According to Jenkins, a participatory culture describes “what are sometimes very ordinary aspects of our lives in the digital age. A participatory culture is one which embraces the values of diversity and democracy through every aspect of our interactions with each other – one which assumes that we are capable of making decisions, collectively and individually, and that we should have the capacity to express ourselves through a broad range of different forms and practices”.

Jenkins discusses the evaluation of our understanding of participation with the impact of digital technologies – and today, with the pandemic that affects our lives. The digital is most significant revelation of this: culture is, above all about sharing. Without sharing there can be no culture. To share is to have in common, to divide and distribute, to post, to tell, to participate.

Participation as transliteracy?

Digital gathers all types of media and allows the dynamics of back and forth between them. This is why it is considered a transmedia. Switching from one reading and writing system to another requires new skills beyond managing IT programs. They include operating forms and content of digital production and evaluation of information.

Sue Thomas defines transliteracy as “the ability to read, write and interact across a range of platforms, tools and media from signing and orality through handwriting, print, TV, radio and film, to digital social networks”. Transliteracy cannot be limited to computer-based materials and skills. It encompasses communication types across time and culture. Therefore, participation transcends the handling of technology or software and echoes the notion of “knowledge organisation” (Zacklad, 2013).

Participation for building digital memories

This dynamic between connection and sharing, participation and knowledge does not designate anything other than the very mechanism of the memory process. Memorising is always reorganising content. If memory occupies a prominent place in debates on the societal, cultural or cognitive effects of digital technology, it was only recently that the problem entered the field of information and communication sciences.

In her memory works, Louise Merzeau opposes “reinvested memory”-by individuals, social groups and communities- to a “metallic memory” described by Eni Orlandi as the memory of the machine.

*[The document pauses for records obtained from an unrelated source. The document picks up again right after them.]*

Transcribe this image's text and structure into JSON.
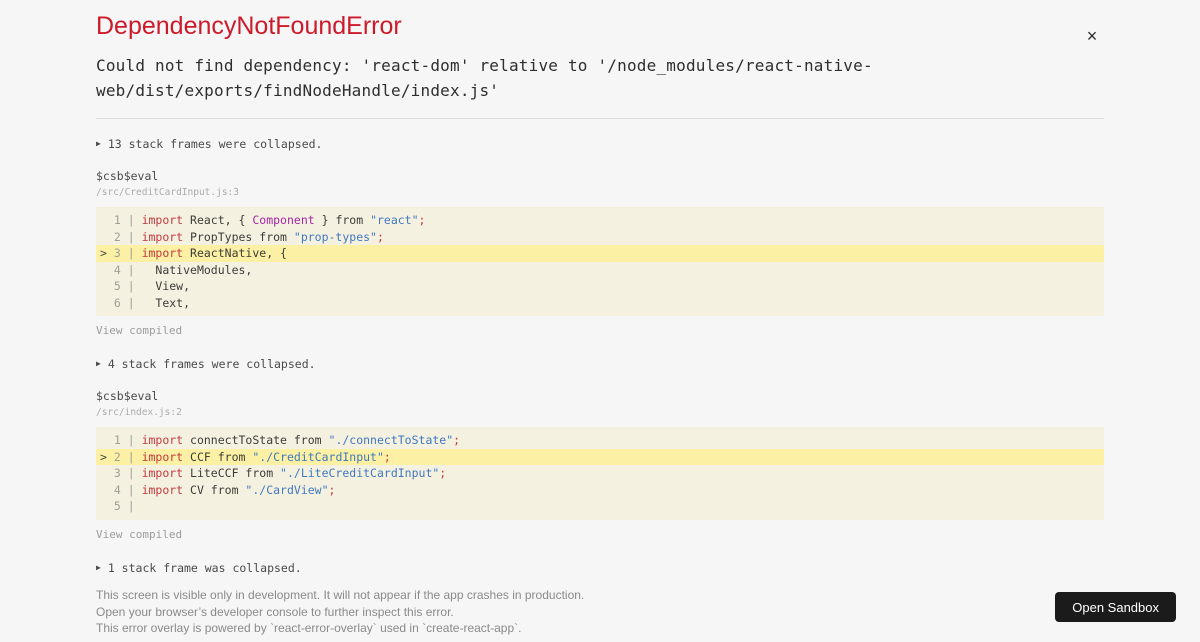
{
  "header": {
    "title": "DependencyNotFoundError",
    "close_icon": "×",
    "message": "Could not find dependency: 'react-dom' relative to '/node_modules/react-native-web/dist/exports/findNodeHandle/index.js'"
  },
  "icons": {
    "disclosure_triangle": "▶"
  },
  "colors": {
    "title_red": "#cd1a2b",
    "page_background": "#f6f6f6",
    "code_background": "#f5f1e1",
    "code_highlight": "#fbf0a4",
    "keyword": "#c5393f",
    "string": "#4078bf",
    "component": "#a626a4",
    "button_background": "#1b1b1b"
  },
  "stack": {
    "sections": [
      {
        "kind": "collapsed",
        "text": "13 stack frames were collapsed."
      },
      {
        "kind": "frame",
        "fn": "$csb$eval",
        "file": "/src/CreditCardInput.js:3",
        "link": "View compiled",
        "code": {
          "lines": [
            {
              "no": 1,
              "marker": false,
              "hl": false,
              "tokens": [
                [
                  "kw",
                  "import"
                ],
                [
                  "pl",
                  " React, { "
                ],
                [
                  "cp",
                  "Component"
                ],
                [
                  "pl",
                  " } from "
                ],
                [
                  "st",
                  "\"react\""
                ],
                [
                  "kw",
                  ";"
                ]
              ]
            },
            {
              "no": 2,
              "marker": false,
              "hl": false,
              "tokens": [
                [
                  "kw",
                  "import"
                ],
                [
                  "pl",
                  " PropTypes from "
                ],
                [
                  "st",
                  "\"prop-types\""
                ],
                [
                  "kw",
                  ";"
                ]
              ]
            },
            {
              "no": 3,
              "marker": true,
              "hl": true,
              "tokens": [
                [
                  "kw",
                  "import"
                ],
                [
                  "pl",
                  " ReactNative, {"
                ]
              ]
            },
            {
              "no": 4,
              "marker": false,
              "hl": false,
              "tokens": [
                [
                  "pl",
                  "  NativeModules,"
                ]
              ]
            },
            {
              "no": 5,
              "marker": false,
              "hl": false,
              "tokens": [
                [
                  "pl",
                  "  View,"
                ]
              ]
            },
            {
              "no": 6,
              "marker": false,
              "hl": false,
              "tokens": [
                [
                  "pl",
                  "  Text,"
                ]
              ]
            }
          ]
        }
      },
      {
        "kind": "collapsed",
        "text": "4 stack frames were collapsed."
      },
      {
        "kind": "frame",
        "fn": "$csb$eval",
        "file": "/src/index.js:2",
        "link": "View compiled",
        "code": {
          "lines": [
            {
              "no": 1,
              "marker": false,
              "hl": false,
              "tokens": [
                [
                  "kw",
                  "import"
                ],
                [
                  "pl",
                  " connectToState from "
                ],
                [
                  "st",
                  "\"./connectToState\""
                ],
                [
                  "kw",
                  ";"
                ]
              ]
            },
            {
              "no": 2,
              "marker": true,
              "hl": true,
              "tokens": [
                [
                  "kw",
                  "import"
                ],
                [
                  "pl",
                  " CCF from "
                ],
                [
                  "st",
                  "\"./CreditCardInput\""
                ],
                [
                  "kw",
                  ";"
                ]
              ]
            },
            {
              "no": 3,
              "marker": false,
              "hl": false,
              "tokens": [
                [
                  "kw",
                  "import"
                ],
                [
                  "pl",
                  " LiteCCF from "
                ],
                [
                  "st",
                  "\"./LiteCreditCardInput\""
                ],
                [
                  "kw",
                  ";"
                ]
              ]
            },
            {
              "no": 4,
              "marker": false,
              "hl": false,
              "tokens": [
                [
                  "kw",
                  "import"
                ],
                [
                  "pl",
                  " CV from "
                ],
                [
                  "st",
                  "\"./CardView\""
                ],
                [
                  "kw",
                  ";"
                ]
              ]
            },
            {
              "no": 5,
              "marker": false,
              "hl": false,
              "tokens": []
            }
          ]
        }
      },
      {
        "kind": "collapsed",
        "text": "1 stack frame was collapsed."
      }
    ]
  },
  "footer": {
    "lines": [
      "This screen is visible only in development. It will not appear if the app crashes in production.",
      "Open your browser’s developer console to further inspect this error.",
      "This error overlay is powered by `react-error-overlay` used in `create-react-app`."
    ],
    "button_label": "Open Sandbox"
  }
}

Therefore, users are encouraged to build a “digital presence” by appropriating their traces, “so that the field of accessible knowledge remains an open, plural and uncertain public space”.

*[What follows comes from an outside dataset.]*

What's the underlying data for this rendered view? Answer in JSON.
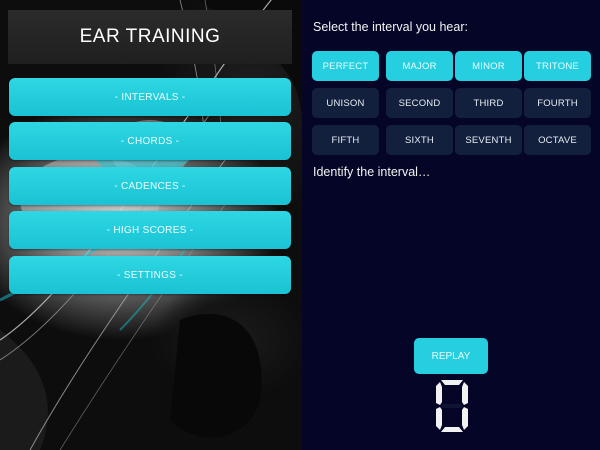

While exchanging information on online collaborative social networks like Twitter; on a collaborative text editor like Framapad or Framemo; users can communicate, not only on their own experience but also on the history of an event/organisation/problematic, its organisational model, the behaviours and actions of the participants, its management, its methods of communication and archiving. This work shows that public space is a space of memory, and that memory belongs to everyone.

This approach of re-appropriation has three levels:

  • The first concerns the digital competences of individuals.
  • The second is re-documentarization, which brings all the metadata needed to rebuild document sets and the traceability of its cycle. The re-appropriation of traces allows the extraction of pieces and its register in new series, making it possible to fit them into a diversity of communities, in memories built as commons.
  • The third is related to an explicit patrimonialization, in the shape of an institutional archiving of digital traces.

By focusing on what “We can do” and not just what “I can do”, participation can transit from the ability of reading and writing in the digital to the one of knowing how to program our traceability. We, therefore, must consider governance when building a digital memory.

Moving from a logic of indexing pages (Google PageRank) to a logic of indexing individuals (Facebook’s EdgeRank) and places and objects, the taxonomy of traces threatens all possibility of developing common spaces for memory and knowledge. Recreating documentary corpus open to collective contribution and memorisation, may be one of the most viable solutions to this phenomenon.

Thank you for your attention.